If someone were to design an institution that contradicted many of Australia’s most cherished panaceas, it would look not unlike a monarchy. This is a country that likes to see itself as egalitarian and loosely informal, yet continues to embrace a system based on hereditary privilege and strict protocols.
Australians are supposed to be anti-authoritarian – a myth, I know – and yet they continue to advocate an institution founded on deference and docility. This can be a fiercely patriotic nation – and seldom more so than when its cricket team takes on England – and yet its head of state remains a pom. The Queen or King of Australia was meant to be a distinctly un-Australian concept.
And yet it looks like national broadcaster ABC will be broadcasting the King’s Christmas Day speech for years to come. Polls also suggest that the “King Charles moment” that Republicans have been anticipating here for decades was anticlimactic. A Roy Morgan poll conducted after the Queen’s death in September found 60 per cent of Australians want to keep the monarchy, an “overwhelming majority”, up 5 percentage points from 10 years ago. Both genders and all ages prefer the status quo.
These numbers may have been inflated by a sympathy vote after the Queen’s death. Also, the Australians have always applauded long and stubborn innings. But the pollsters also uncovered a bond with the monarchy born out of an anathema to change. “If it ain’t broke, don’t fix it,” was a common response. That’s what’s so concerning for activists agitating for a local leader. Elizabethan Republicans, so deferential to a loved one, may have been succeeded by shrugging Caroleans willing to tolerate what they see as a benign institution.
Despite this, there is no reason for the Australian republican movement to panic. Labor has clarified that a Republican referendum would be an item on the agenda for the second term. In the meantime, the indigenous voice is rightly a priority in Parliament. If successful, Uluru would be an important confidence builder, demonstrating Australians’ will to modernize the constitution. Moreover, republicanism would be the next logical progression after Uluru and another important step on the road to reconciliation. After all, the monarchy has always been the most visible manifestation of the colonial occupiers of this ancient land.
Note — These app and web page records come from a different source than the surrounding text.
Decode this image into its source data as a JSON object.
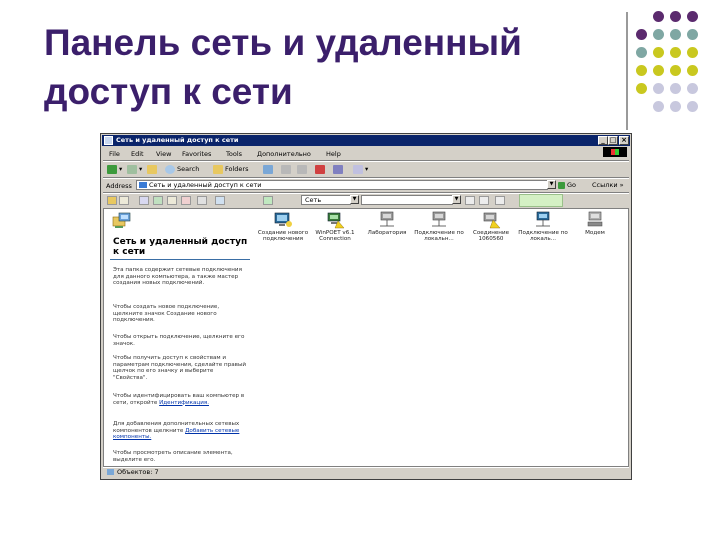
{
  "slide": {
    "title": "Панель сеть и удаленный доступ к сети",
    "accent_color": "#3b1f6b",
    "dot_colors": {
      "purple": "#5b2a6e",
      "teal": "#7fa7a3",
      "olive": "#c9c81f",
      "lilac": "#c8c8de"
    }
  },
  "window": {
    "title": "Сеть и удаленный доступ к сети",
    "minimize": "_",
    "maximize": "□",
    "close": "×",
    "menu": [
      "File",
      "Edit",
      "View",
      "Favorites",
      "Tools",
      "Дополнительно",
      "Help"
    ],
    "toolbar": {
      "search": "Search",
      "folders": "Folders"
    },
    "address": {
      "label": "Address",
      "value": "Сеть и удаленный доступ к сети",
      "go": "Go",
      "links": "Ссылки"
    },
    "toolbar2": {
      "combo1": "Сеть"
    },
    "left_pane": {
      "title": "Сеть и удаленный доступ к сети",
      "paragraphs": [
        "Эта папка содержит сетевые подключения для данного компьютера, а также мастер создания новых подключений.",
        "Чтобы создать новое подключение, щелкните значок Создание нового подключения.",
        "Чтобы открыть подключение, щелкните его значок.",
        "Чтобы получить доступ к свойствам и параметрам подключения, сделайте правый щелчок по его значку и выберите \"Свойства\"."
      ],
      "link_paragraphs": [
        {
          "text": "Чтобы идентифицировать ваш компьютер в сети, откройте",
          "link": "Идентификация."
        },
        {
          "text": "Для добавления дополнительных сетевых компонентов щелкните",
          "link": "Добавить сетевые компоненты."
        }
      ],
      "last_paragraph": "Чтобы просмотреть описание элемента, выделите его."
    },
    "icons": [
      {
        "label": "Создание нового подключения"
      },
      {
        "label": "WinPOET v6.1 Connection"
      },
      {
        "label": "Лаборатория"
      },
      {
        "label": "Подключение по локальн..."
      },
      {
        "label": "Соединение 1060560"
      },
      {
        "label": "Подключение по локаль..."
      },
      {
        "label": "Модем"
      }
    ],
    "status": "Объектов: 7"
  }
}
The Republican movement has a talented new talisman in former Socceroos captain Craig Foster. Foster’s short, two-minute synopsis on YouTube introducing his store is an impressive piece of communication. It contains a Lincolnian phrase: “One of us, for us, by us,” he says, repeating the “of the people, by the people, for the people” of the Gettysburg speech.
In another neat phrasing, Foster argues that the country is “old enough, intelligent enough, experienced enough and capable enough,” which needless to say, but defies the self-denigrating notion that Australia is still in adolescence and not yet ready for full adulthood independence. Though Foster is only half as good a Republican spokesman as he is as a refugee advocate and football expert, the House of Windsor has much to fear. I certainly know who I would bet on in a penalty shootout between Foster and the new Australian Monarchist League leader, former Liberal Senator Eric Abetz.
As a Brit, I’ve always been amazed at how much Australia has retained so much of its British flair. National Day celebrates the moment of colonization. In much of the country, the monarch’s birthday is a public holiday, which is not even the case in my country. But in this Indo-Pacific century, Australia should define itself without resorting to the “motherland”.
https://www.smh.com.au/politics/federal/arise-australia-our-adolescence-is-behind-us-20221221-p5c81s.html?ref=rss&utm_medium=rss&utm_source=rss_politics_federal Arise Australia, our youth is behind us